Sleeper: Ronald Jones vs. ATL
Jones is available in 14% of Yahoo leagues as I write this. Do yourself a favor, scoop him up if he’s still sitting on your waiver wire. No running back is a guarantee in Tampa’s pass-happy offense, but coach Bruce Arians has named RoJo the starter for Week 2, via ESPN. It’s easy to forget due to Leonard Fournette’s brilliant postseason run, but Jones was actually RB13 through 14 weeks of play last season. The Falcons allowed 111 rushing yards to running backs last week — and that’s after subtracting Jalen Hurts’ 62 yards from the total.
RB: Sit ‘Em
Sit of the Week: Mike Davis at TB
Davis manned 75% of the offensive snaps in Week 1. However, he averaged just 3.3 yards per carry on 15 attempts — far from a shocking statline, as Davis is a career 3.7 yards per carry rusher. To make matters worse, Davis gets a Bucs defense in Week 2 who limited Ezekiel Elliott to 33 yards on 11 carries (3.0 average) in the opener. Note: Keep an eye on Cordarrelle Patterson, who operated as Atlanta’s No. 2 back in Week 1 and averaged a team-high 7.7 yards per carry on seven attempts.
Mark Ingram at CLE
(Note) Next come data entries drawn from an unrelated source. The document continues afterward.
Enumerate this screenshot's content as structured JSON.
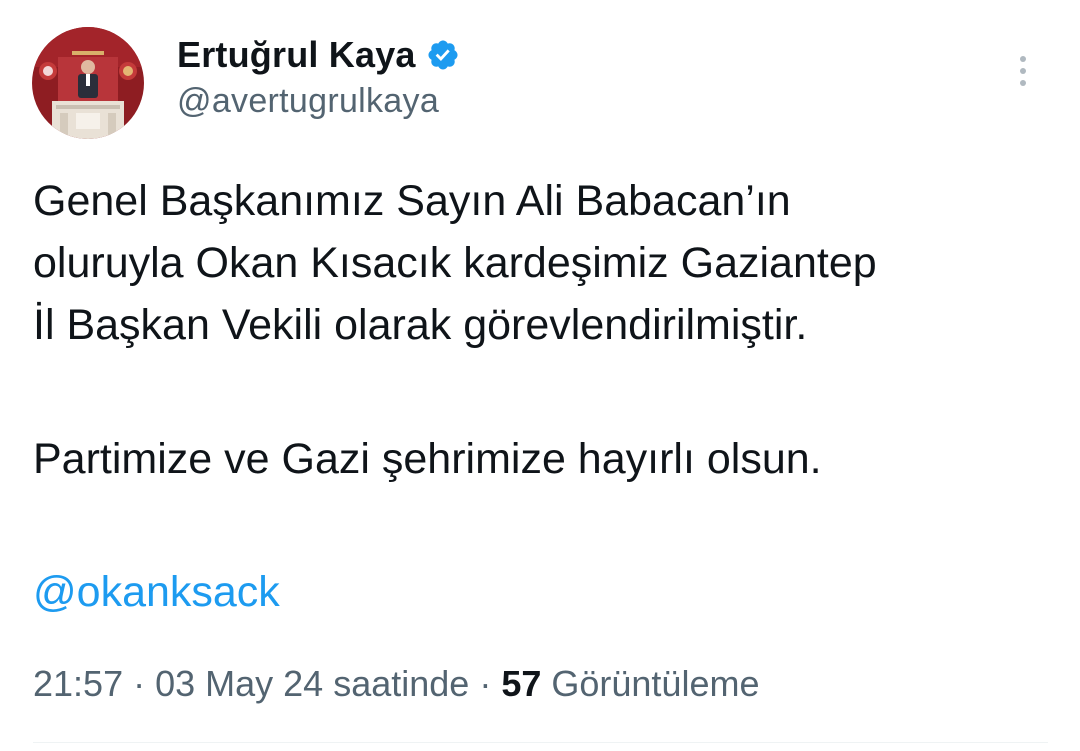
{
  "author": {
    "display_name": "Ertuğrul Kaya",
    "handle": "@avertugrulkaya",
    "verified": true,
    "avatar_icon": "profile-photo-parliament-podium"
  },
  "tweet": {
    "lines": [
      "Genel Başkanımız Sayın Ali Babacan’ın",
      "oluruyla Okan Kısacık kardeşimiz Gaziantep",
      "İl Başkan Vekili olarak görevlendirilmiştir."
    ],
    "paragraph2": "Partimize ve Gazi şehrimize hayırlı olsun.",
    "mention": "@okanksack"
  },
  "meta": {
    "time": "21:57",
    "sep1": " · ",
    "date_text": "03 May 24 saatinde",
    "sep2": " · ",
    "views": "57",
    "views_label": " Görüntüleme"
  },
  "icons": {
    "verified": "verified-badge-icon",
    "more": "more-vertical-icon"
  },
  "colors": {
    "link": "#1d9bf0",
    "secondary_text": "#536471",
    "primary_text": "#0f1419",
    "verified": "#1d9bf0"
  }
}
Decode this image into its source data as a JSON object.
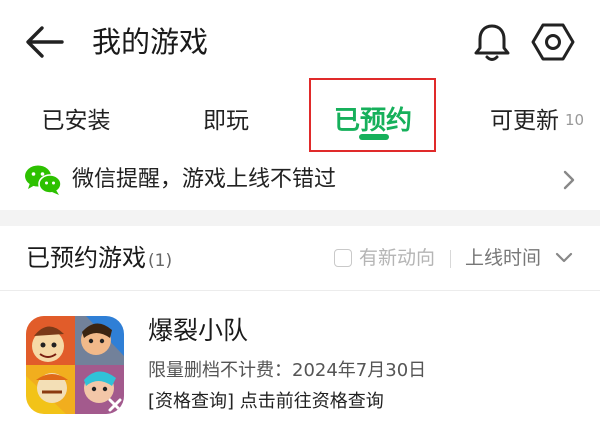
{
  "header": {
    "title": "我的游戏",
    "back_icon": "arrow-left-icon",
    "bell_icon": "bell-icon",
    "settings_icon": "gear-icon"
  },
  "tabs": [
    {
      "label": "已安装",
      "active": false
    },
    {
      "label": "即玩",
      "active": false
    },
    {
      "label": "已预约",
      "active": true
    },
    {
      "label": "可更新",
      "badge": "10",
      "active": false
    }
  ],
  "notice": {
    "text": "微信提醒，游戏上线不错过",
    "icon": "wechat-icon"
  },
  "section": {
    "title": "已预约游戏",
    "count": "(1)",
    "filter_label": "有新动向",
    "filter_checked": false,
    "sort_label": "上线时间"
  },
  "games": [
    {
      "name": "爆裂小队",
      "subtitle": "限量删档不计费：2024年7月30日",
      "link_text": "[资格查询] 点击前往资格查询"
    }
  ],
  "colors": {
    "accent": "#16b05b",
    "highlight": "#e02a2a",
    "wechat": "#2dc100"
  }
}
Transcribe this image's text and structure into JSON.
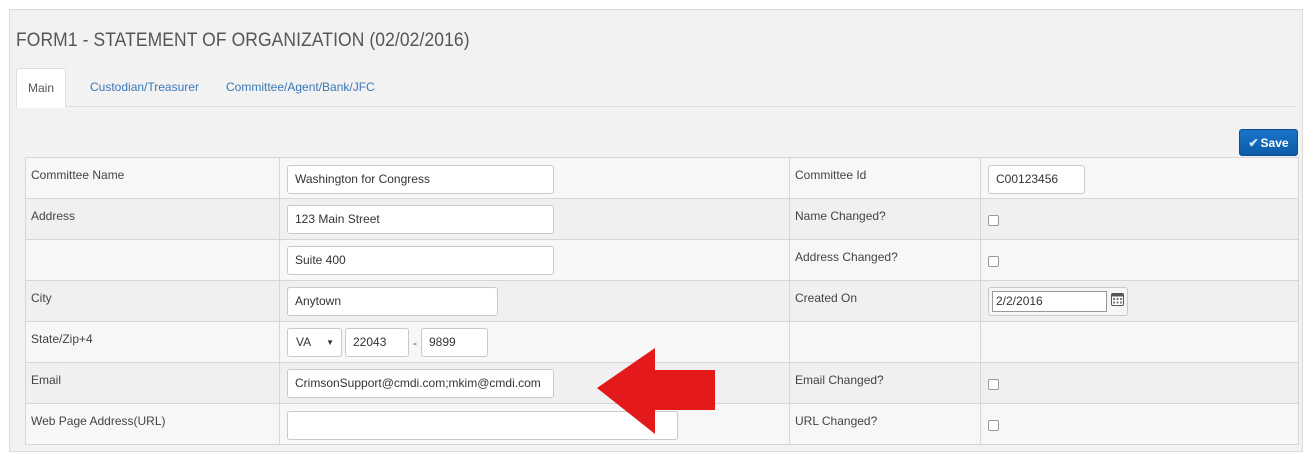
{
  "page": {
    "title": "FORM1 - STATEMENT OF ORGANIZATION (02/02/2016)"
  },
  "tabs": [
    {
      "label": "Main",
      "active": true
    },
    {
      "label": "Custodian/Treasurer",
      "active": false
    },
    {
      "label": "Committee/Agent/Bank/JFC",
      "active": false
    }
  ],
  "toolbar": {
    "save_label": "Save",
    "save_icon": "checkmark-icon"
  },
  "form": {
    "committee_name_label": "Committee Name",
    "committee_name_value": "Washington for Congress",
    "committee_id_label": "Committee Id",
    "committee_id_value": "C00123456",
    "address_label": "Address",
    "address_line1_value": "123 Main Street",
    "address_line2_value": "Suite 400",
    "name_changed_label": "Name Changed?",
    "address_changed_label": "Address Changed?",
    "city_label": "City",
    "city_value": "Anytown",
    "created_on_label": "Created On",
    "created_on_value": "2/2/2016",
    "state_zip_label": "State/Zip+4",
    "state_value": "VA",
    "zip_value": "22043",
    "zip4_value": "9899",
    "zip_separator": "-",
    "email_label": "Email",
    "email_value": "CrimsonSupport@cmdi.com;mkim@cmdi.com",
    "email_changed_label": "Email Changed?",
    "url_label": "Web Page Address(URL)",
    "url_value": "",
    "url_changed_label": "URL Changed?"
  },
  "annotation": {
    "arrow_color": "#e3191c",
    "arrow_direction": "left"
  },
  "colors": {
    "accent": "#1a73c9",
    "tab_link": "#3a78b8"
  }
}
In a surprising turn of events, Ingram out-attempted Phillip Lindsay and David Johnson 26-to-11 in the ground game. However, that was with Houston playing with a lead. How often is that going to occur this season? Probably not much, and likely not against a Browns team who were besting the Chiefs for the better part of four quarters in the opener. The positives, Ingram has red zone upside and could stumble into the endzone in any given week. The not-so-positive, his volume is bound to be sporadic and Cleveland allowed the eighth-fewest rushing yards to running backs in 2020.
Buyers Beware: Eli Mitchell at PHI
Raheem Mostert is done for the season, which means the San Francisco backfield is Mitchell’s to own… and Tre Sermon’s, and JaMycal Hasty’s, and Kerryon Johnson’s and whoever else Kyle Shanahan randomly decides to throw in there on any given week. Mitchell clearly impressed in Week 1, and his 19 attempts were 17 more than any other 49ers running back. However, as we noted in our waiver wire/early running back rankings, “scrap his 38-yard touchdown scamper from the books and he averaged 3.6 yards per carry on the day.” Sermon is likely the back to own here long term, but expect Mitchell to push for the team-lead in touches once again in Week 2. Still, the Eagles limited Atlanta to just 62 rushing yards in Week 1 and the 10th fewest fantasy points to the position a season ago.